Hours were spent at the market, grabbing produce, meats and cheese and wine, often cookies at Johnny Macs, nuts, flours, legumes and such at Rocky’s, coffee and spices from Rafel’s. There was a stretch that only the pea-berry Ethiopian coffee would suffice, but then that Brazilian variety arrived… We had to wean away from that. Rafel’s also had all the little bottles of various oil extracts that became a thing in grade school – where we’d twizzle a toothpick in it for several hours and then walk around as if we’d gained some greater gravitas by having a flavored toothpick hanging from our mouths. Also, Gabriel’s: That’s still the best place on the planet – for olives, halva, their red-pepper hummus; yogurt balls…
All the walking, talking and gathering was followed by the unloading – packing all the food into two fridges, including one in the garage that eventually failed, but still reserved its purpose, regardless, though probably less effectively. The freezer was on the bottom, and over time, it would grow massive walls of ice that eventually would need removing – it locked, a foot-pedal used to swing it open.
What followed, then, was arraying of what was foraged: Often sandwiches made of all the lunch meats and cheeses from Hirt’s, fruit, and the desultory passing of the nut-cracker, as we worked our way through assorted, in-shell nuts. Then, of course, the cookies.
But on occasion, on only ever Saturdays for lunch, sometimes we’d have cheese toastwiches. They were received like gifts on Christmas morning – a treat so simple, but perceived so exotic and so infrequently enjoyed: They were celebrated. Irrationally… For whatever reason, toastwiches were never asked for, just occasionally presented and exalted: Served, always, with a sprinkling of Worcestershire. Once in a while, always on Saturday for lunch.
With all the chaos involved in current family life, it’s hard to conceive we held to such strict routines: They’ve all been left to history as we scramble every week to cram in all the abundant activities, though toastwiches remain a rarity – and not held with the same regard by the new generation, perhaps because the lack of association as a novelty to routine. We probably would have scoffed at these as kids: There was a rumor that tomatoes were disliked, and pesto had yet to become a thing – and who ever heard of garlic scapes?

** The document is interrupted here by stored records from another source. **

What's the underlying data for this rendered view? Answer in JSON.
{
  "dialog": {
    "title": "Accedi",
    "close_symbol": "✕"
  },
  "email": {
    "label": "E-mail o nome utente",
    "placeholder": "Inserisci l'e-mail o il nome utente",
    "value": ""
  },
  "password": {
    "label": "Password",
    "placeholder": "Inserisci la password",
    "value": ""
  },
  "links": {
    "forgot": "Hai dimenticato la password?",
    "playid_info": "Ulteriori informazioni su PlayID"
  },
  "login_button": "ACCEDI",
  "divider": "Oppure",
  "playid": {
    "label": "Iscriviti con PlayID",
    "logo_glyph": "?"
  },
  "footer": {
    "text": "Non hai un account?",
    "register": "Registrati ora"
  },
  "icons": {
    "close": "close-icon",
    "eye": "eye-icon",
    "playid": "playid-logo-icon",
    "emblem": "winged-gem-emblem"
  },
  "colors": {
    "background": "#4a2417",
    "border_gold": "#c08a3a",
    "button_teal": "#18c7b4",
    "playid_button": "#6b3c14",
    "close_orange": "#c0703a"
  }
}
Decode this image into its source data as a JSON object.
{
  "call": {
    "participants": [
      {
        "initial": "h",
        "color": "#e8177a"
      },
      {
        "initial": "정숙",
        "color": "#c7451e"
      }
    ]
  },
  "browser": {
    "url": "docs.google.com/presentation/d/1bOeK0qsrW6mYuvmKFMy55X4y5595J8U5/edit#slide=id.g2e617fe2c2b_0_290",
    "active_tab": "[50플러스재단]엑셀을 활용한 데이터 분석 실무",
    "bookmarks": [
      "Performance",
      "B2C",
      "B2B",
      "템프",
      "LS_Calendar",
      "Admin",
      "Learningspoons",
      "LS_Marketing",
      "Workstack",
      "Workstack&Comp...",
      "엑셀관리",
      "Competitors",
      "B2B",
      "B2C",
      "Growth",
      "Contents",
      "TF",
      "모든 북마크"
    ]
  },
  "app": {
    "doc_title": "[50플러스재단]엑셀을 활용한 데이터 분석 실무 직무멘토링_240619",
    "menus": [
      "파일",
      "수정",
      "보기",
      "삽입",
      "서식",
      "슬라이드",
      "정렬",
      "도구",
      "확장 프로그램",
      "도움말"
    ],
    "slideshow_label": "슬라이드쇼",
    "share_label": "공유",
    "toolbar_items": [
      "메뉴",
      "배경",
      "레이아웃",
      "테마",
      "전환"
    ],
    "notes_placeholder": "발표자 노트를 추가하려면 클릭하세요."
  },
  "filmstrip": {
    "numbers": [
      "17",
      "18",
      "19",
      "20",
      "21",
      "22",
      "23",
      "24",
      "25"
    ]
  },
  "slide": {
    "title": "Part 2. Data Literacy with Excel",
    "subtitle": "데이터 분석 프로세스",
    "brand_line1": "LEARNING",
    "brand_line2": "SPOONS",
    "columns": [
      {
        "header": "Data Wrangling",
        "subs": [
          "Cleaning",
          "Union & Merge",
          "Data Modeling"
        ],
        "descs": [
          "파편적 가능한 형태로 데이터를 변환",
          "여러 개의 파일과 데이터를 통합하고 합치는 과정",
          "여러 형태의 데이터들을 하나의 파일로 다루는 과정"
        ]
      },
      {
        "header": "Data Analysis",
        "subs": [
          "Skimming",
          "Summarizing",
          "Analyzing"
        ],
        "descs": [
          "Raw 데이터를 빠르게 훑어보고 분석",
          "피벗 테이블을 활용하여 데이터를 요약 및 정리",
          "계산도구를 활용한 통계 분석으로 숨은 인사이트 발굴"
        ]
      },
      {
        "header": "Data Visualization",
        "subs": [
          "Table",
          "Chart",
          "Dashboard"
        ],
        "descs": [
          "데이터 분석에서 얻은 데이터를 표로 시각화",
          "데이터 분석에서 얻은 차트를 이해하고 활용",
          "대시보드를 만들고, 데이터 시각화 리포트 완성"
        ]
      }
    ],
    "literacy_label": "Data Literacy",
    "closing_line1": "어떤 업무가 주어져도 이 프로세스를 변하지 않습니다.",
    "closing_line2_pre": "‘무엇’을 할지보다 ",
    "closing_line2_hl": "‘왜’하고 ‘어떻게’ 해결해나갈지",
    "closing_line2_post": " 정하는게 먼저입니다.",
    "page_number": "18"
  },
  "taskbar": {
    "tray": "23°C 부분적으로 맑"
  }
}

Tortas are like mole: Everyone’s is different. The first torta tasted was decades back in an unrecalled location, maybe Chicago, or somewhere in Indiana, but it was served with an amazing sauce, recollected — as mole. So when we stopped into a dinky little spot in the old-town part of Lansing, mole was again asked for, and what was brought, was a delicious, spicy and very dark red sauce.
The next time we stopped there and ordered the very exact same thing, what was brought out was an oily, bright red sauce. It was not quite as good…
These tortas use both a tomato paste as condiment, and a powerfully potent red sauce:
This was heavily diluted with red bells, to make it palatable all around — perhaps to its detriment. It is a good sandwich, but not that exotic flavor either remembered or imagined, long ago.
Without expectations, the boys thought they were quite good.